I feel horrible. I’ve been neglecting my writing, but life has a way of getting in the way, but that’s no excuse. I’ll do better in the future, but I’ll have to figure out some sort of posting schedule to keep me on task.

I’m sitting here, in my bedroom, feeling as though I’m missing a part of me. You ever felt that way? I do most of the time.  I live in a world where I can never truly be myself. I have to act as though I’m (somewhat) manly, although I would rather be wearing a cute dress or skirt. I would rather be wearing heels than sneakers. I want to dress like a princess, but I’m cursed, left to wander the barren wasteland, sentenced to wear these garments of shame.

Pants, yuck!

I know, I’m being facetious, but at the same time, I’m telling the truth. I feel as though I’m a pretender, living a convenient lie about myself, that I am who I pretend to be. I’m not. Not really. Not that I’m not the man people see everyday, but there’s more to me, more than I allow anyone to see. I’m some freak of nature, neither man or woman, but both at the same time. Does that make any sense?

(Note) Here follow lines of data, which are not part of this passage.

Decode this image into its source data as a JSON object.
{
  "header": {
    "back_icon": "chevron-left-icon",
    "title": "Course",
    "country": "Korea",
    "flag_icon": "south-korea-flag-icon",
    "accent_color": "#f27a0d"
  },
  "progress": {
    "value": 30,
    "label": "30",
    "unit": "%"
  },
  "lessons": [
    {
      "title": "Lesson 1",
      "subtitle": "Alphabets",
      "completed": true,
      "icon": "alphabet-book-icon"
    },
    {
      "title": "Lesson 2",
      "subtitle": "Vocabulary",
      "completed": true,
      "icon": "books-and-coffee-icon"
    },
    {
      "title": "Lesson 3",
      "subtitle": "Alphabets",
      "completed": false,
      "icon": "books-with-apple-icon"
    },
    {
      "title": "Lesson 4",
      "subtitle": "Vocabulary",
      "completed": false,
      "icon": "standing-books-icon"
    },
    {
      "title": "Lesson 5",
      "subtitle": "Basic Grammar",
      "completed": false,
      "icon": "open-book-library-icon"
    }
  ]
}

This is the image I want for myself. Sad isn’t it? Back when I was in my twenties, I may have been able to pull it off, but now that I’m nearing forty? Forget it. Still, I think it’s interesting to think about who we are, how we see ourselves versus how others see us, and how we want to be. I want to appear manly, but sometimes I wish I could give up the pretense and just be the silly little girl my heart yearns to be.

I envy those who could. I envy those girls who gave up pretending, who stopped living imprisoned within their genetic makeup, and did  something to realize their true image of themselves. Sex and gender are too complicated to define via genitalia, The penis does not a man make, nor the vagina a woman. It’s painful when the largest sex organ, the brain, is at odds with the body.

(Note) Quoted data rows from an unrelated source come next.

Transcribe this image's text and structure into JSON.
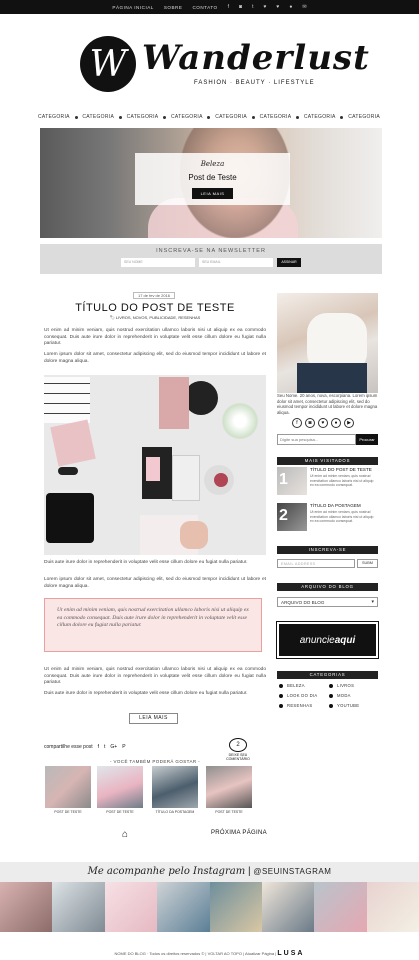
{
  "topbar": {
    "links": [
      "PÁGINA INICIAL",
      "SOBRE",
      "CONTATO"
    ],
    "icons": [
      "f",
      "◙",
      "t",
      "♥",
      "♥",
      "●",
      "✉"
    ]
  },
  "logo": {
    "monogram": "W",
    "title": "Wanderlust",
    "tagline": "FASHION · BEAUTY · LIFESTYLE"
  },
  "catnav": [
    "CATEGORIA",
    "CATEGORIA",
    "CATEGORIA",
    "CATEGORIA",
    "CATEGORIA",
    "CATEGORIA",
    "CATEGORIA",
    "CATEGORIA"
  ],
  "slider": {
    "category": "Beleza",
    "title": "Post de Teste",
    "button": "LEIA MAIS"
  },
  "newsletter": {
    "title": "INSCREVA-SE NA NEWSLETTER",
    "name_placeholder": "SEU NOME",
    "email_placeholder": "SEU EMAIL",
    "button": "ASSINAR"
  },
  "post": {
    "date": "17 de fev de 2016",
    "title": "TÍTULO DO POST DE TESTE",
    "meta": "LIVROS, NOVOS, PUBLICIDADE, RESENHAS",
    "p1": "Ut enim ad minim veniam, quis nostrud exercitation ullamco laboris nisi ut aliquip ex ea commodo consequat. Duis aute irure dolor in reprehenderit in voluptate velit esse cillum dolore eu fugiat nulla pariatur.",
    "p2": "Lorem ipsum dolor sit amet, consectetur adipiscing elit, sed do eiusmod tempor incididunt ut labore et dolore magna aliqua.",
    "p3": "Duis aute irure dolor in reprehenderit in voluptate velit esse cillum dolore eu fugiat nulla pariatur.",
    "p4": "Lorem ipsum dolor sit amet, consectetur adipiscing elit, sed do eiusmod tempor incididunt ut labore et dolore magna aliqua.",
    "quote": "Ut enim ad minim veniam, quis nostrud exercitation ullamco laboris nisi ut aliquip ex ea commodo consequat. Duis aute irure dolor in reprehenderit in voluptate velit esse cillum dolore eu fugiat nulla pariatur.",
    "p5": "Ut enim ad minim veniam, quis nostrud exercitation ullamco laboris nisi ut aliquip ex ea commodo consequat. Duis aute irure dolor in reprehenderit in voluptate velit esse cillum dolore eu fugiat nulla pariatur.",
    "p6": "Duis aute irure dolor in reprehenderit in voluptate velit esse cillum dolore eu fugiat nulla pariatur.",
    "read_more": "LEIA MAIS",
    "share_label": "compartilhe esse post",
    "share_icons": [
      "f",
      "t",
      "G+",
      "P"
    ],
    "comment_count": "2",
    "comment_label": "DEIXE SEU COMENTÁRIO",
    "related_title": "- VOCÊ TAMBÉM PODERÁ GOSTAR -",
    "related": [
      {
        "caption": "POST DE TESTE",
        "color": "#c9a7a4"
      },
      {
        "caption": "POST DE TESTE",
        "color": "#9aa7b3"
      },
      {
        "caption": "TÍTULO DA POSTAGEM",
        "color": "#6f7f8c"
      },
      {
        "caption": "POST DE TESTE",
        "color": "#d9b9b5"
      }
    ],
    "next_page": "PRÓXIMA PÁGINA"
  },
  "sidebar": {
    "about": "Seu Nome. 20 anos, nova, escorpiana. Lorem ipsum dolor sit amet, consectetur adipiscing elit, sed do eiusmod tempor incididunt ut labore et dolore magna aliqua.",
    "social": [
      "f",
      "◙",
      "♥",
      "●",
      "▶"
    ],
    "search_placeholder": "Digite sua pesquisa...",
    "search_button": "Procurar",
    "popular_head": "MAIS VISITADOS",
    "popular": [
      {
        "num": "1",
        "title": "TÍTULO DO POST DE TESTE",
        "text": "Ut enim ad minim veniam, quis nostrud exercitation ullamco laboris nisi ut aliquip ex ea commodo consequat."
      },
      {
        "num": "2",
        "title": "TÍTULO DA POSTAGEM",
        "text": "Ut enim ad minim veniam, quis nostrud exercitation ullamco laboris nisi ut aliquip ex ea commodo consequat."
      }
    ],
    "subscribe_head": "INSCREVA-SE",
    "subscribe_placeholder": "EMAIL ADDRESS",
    "subscribe_button": "SUBM",
    "archive_head": "ARQUIVO DO BLOG",
    "archive_select": "ARQUIVO DO BLOG",
    "ad_left": "anuncie",
    "ad_right": "aqui",
    "categories_head": "CATEGORIAS",
    "categories": [
      "BELEZA",
      "LIVROS",
      "LOOK DO DIA",
      "MODA",
      "RESENHAS",
      "YOUTUBE"
    ]
  },
  "instagram": {
    "label": "Me acompanhe pelo Instagram",
    "handle": "@SEUINSTAGRAM",
    "tiles": [
      "#d8b2b0",
      "#7f8a93",
      "#e6b9c2",
      "#cfd3d6",
      "#6e8f9c",
      "#f0e6da",
      "#b8c4cc",
      "#e8d2cf"
    ]
  },
  "footer": {
    "text": "NOME DO BLOG · Todos os direitos reservados © | VOLTAR AO TOPO | Atualizar Página |",
    "brand": "LUSA"
  }
}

So I hide behind the beard, shielding myself from the fact that I will never be pretty, nor beautiful. I will never be anyone’s princess. I will forever be the beast, angry and alone, praying for Death to take me, but who seems to be enjoying my torment.

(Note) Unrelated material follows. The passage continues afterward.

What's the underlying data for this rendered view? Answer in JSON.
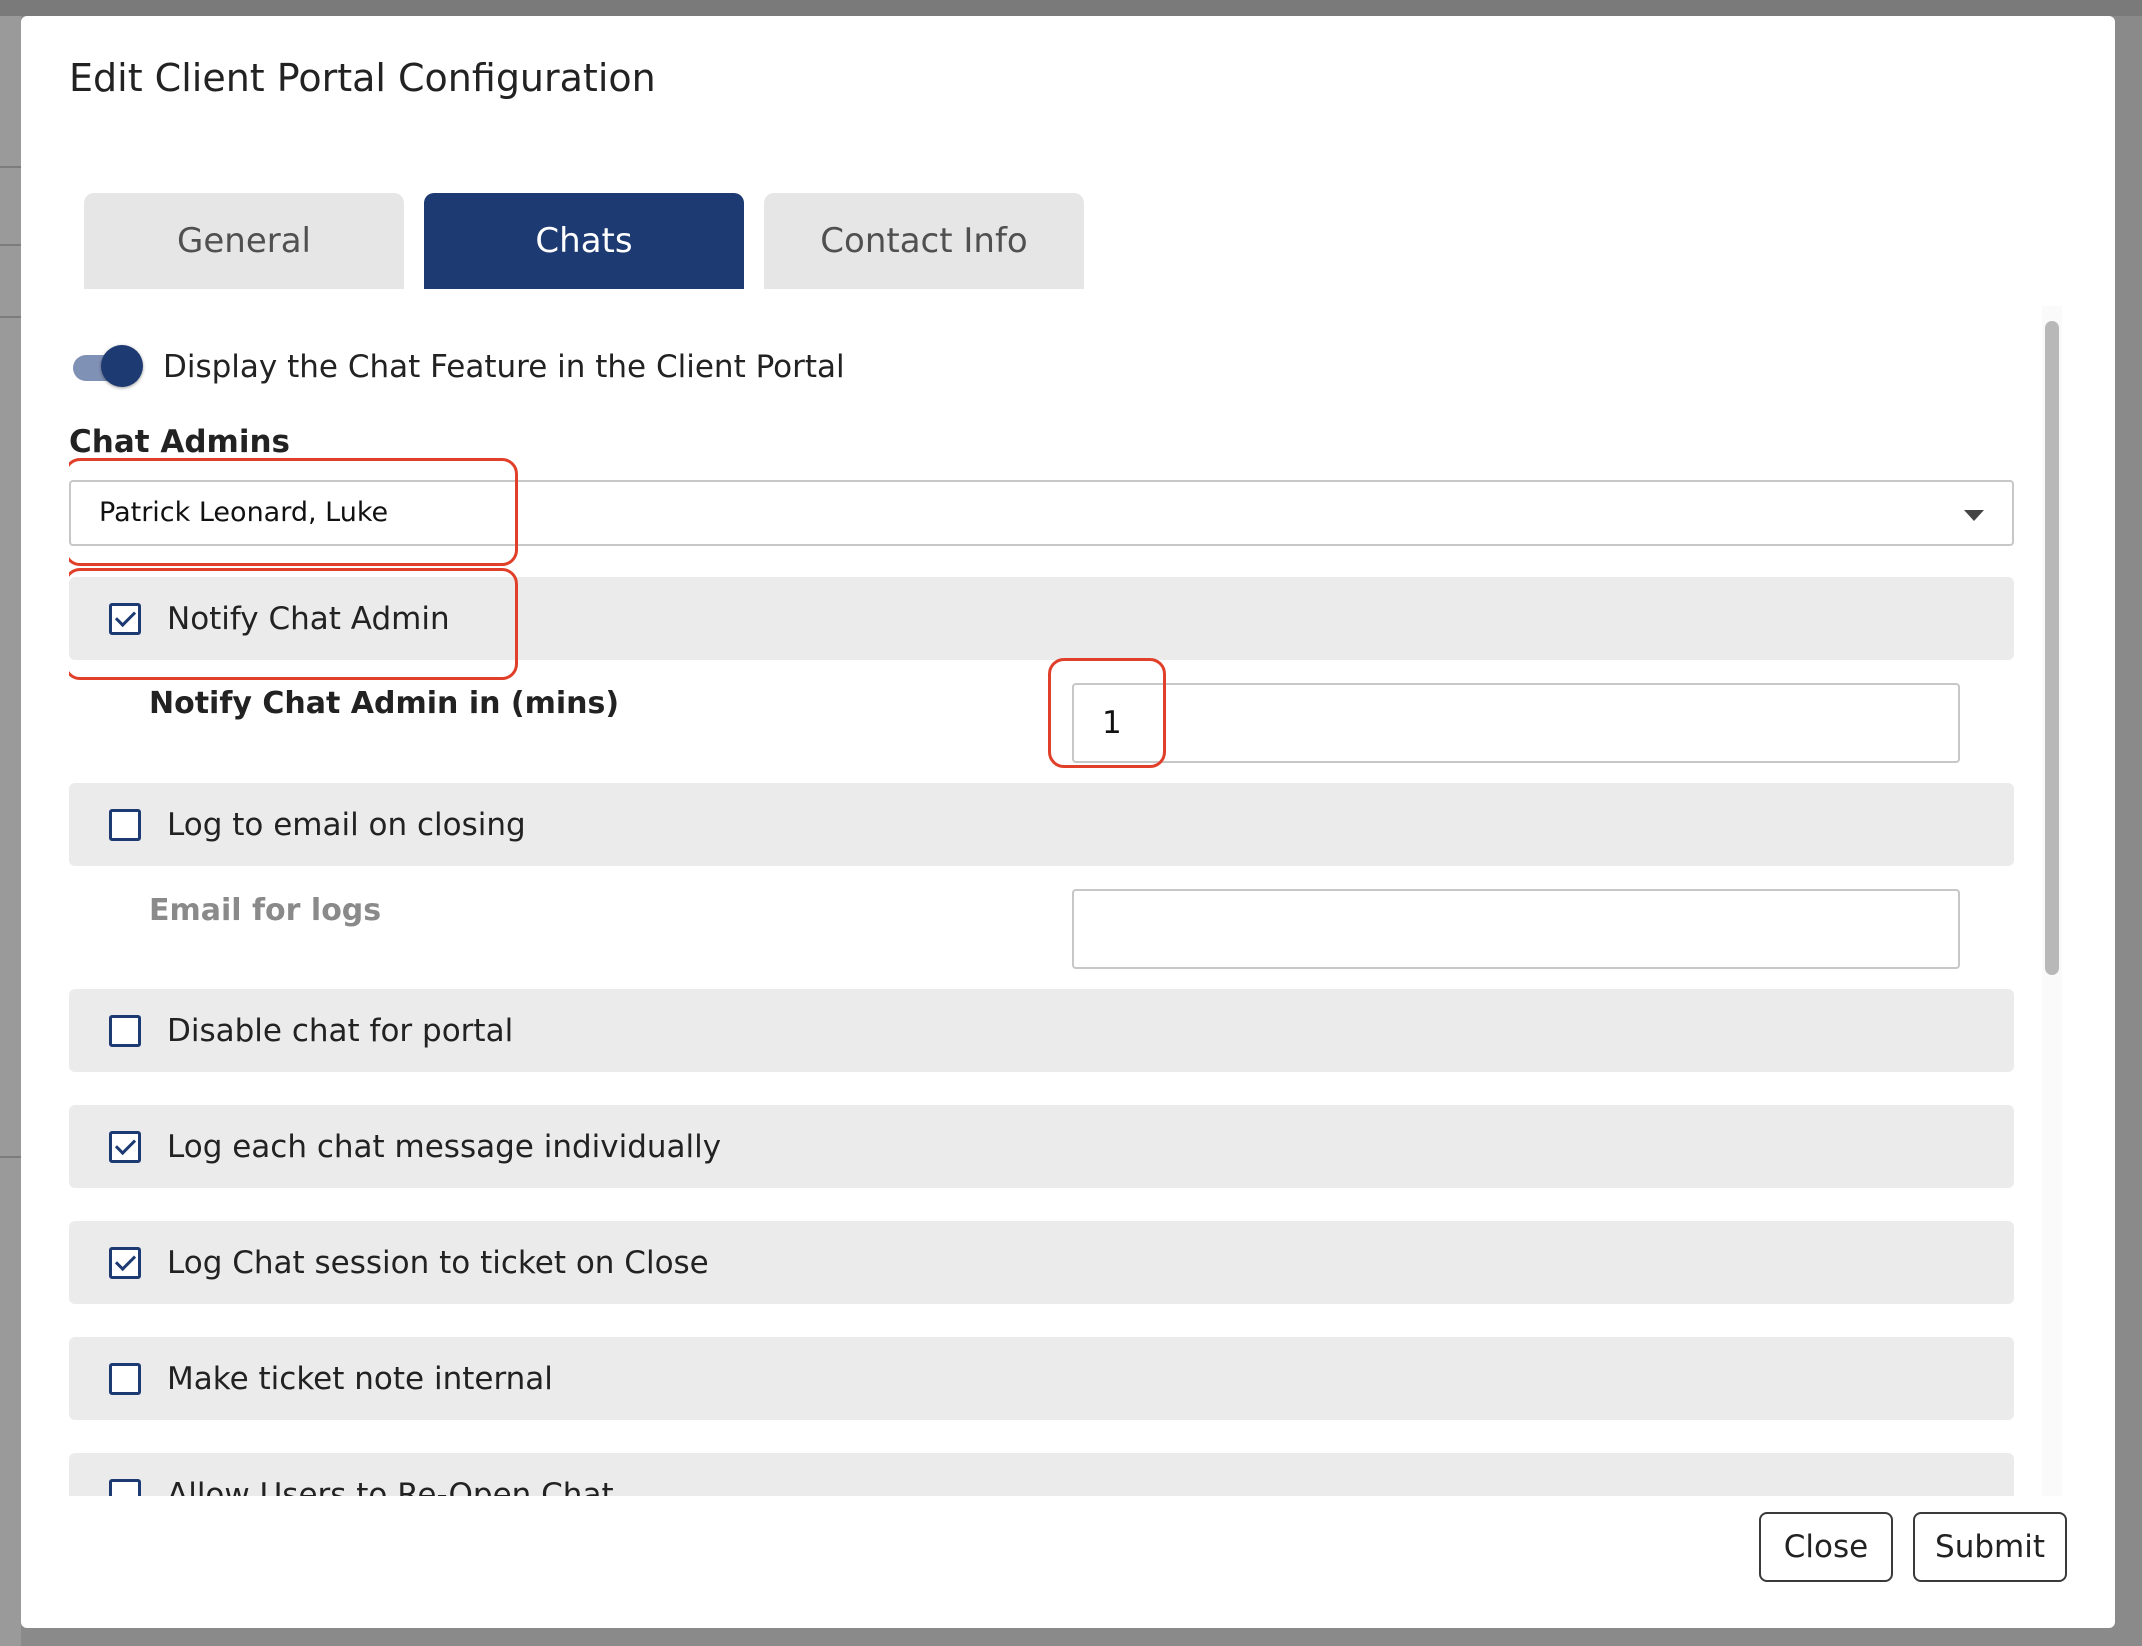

Maybe someday things will change, but not now. I will put on my mask, trudge down the path that fate has dealt me. I wish I were strong enough to become who I want to be, but I’m not. And so I suffer, no one around me knowing, or caring, why I’m always in such a bad mood. Try living a lie. It isn’t easy to maintain a fiction and remain happy.

And thus bitterness is born…

 

Of dream…

William-Adolphe Bouguereau (1825-1905) – Sewing (1898) Via Wikipedia

I used to have a fear, growing up, of falling asleep and waking up a girl. I call it a fear, but there was also a hope component. I wanted to be a girl, but I didn’t understand the feeling. Back then there was no internet. I thought I was just weird. I was a boy, and that meant growing up to be a man. That I could actually grow up to be/become a woman never entered my tender mind.

I remember a dream. I was either in elementary or jr. high school, but I still hadn’t reached puberty. It took place in the gym. We had to walk out into the middle of the gym floor. I can’t really remember why exactly, but I do recall being in line waiting for my turn. I looked down and I was wearing a dress, complete with pantyhose. Curious, and probably with a bit of trepidation, I lifted up my dress to take a look. I didn’t have a penis. I remember feeling satisfied, giddy with excitement, and I walked out to center court feeling confident.

I’ve never told anyone that dream, not even my best friend. As much as I love my penis, I sometimes wish I didn’t have one. I really do want to be a woman. Anytime I’ve ever dressed up, although I felt self-conscious about being found out, I also felt a little more confident. It felt right to dress as a woman, like I belonged.

I would love nothing more than to wake up tomorrow morning to find that a miracle had occurred, that my deepest desire had been granted, and that I was a woman. I know that’ll never happen, and I know that I’ll probably never transition. It’s not something that I will ever pursue, but the thought lingers still. I dream of being the girl I should have been born to be.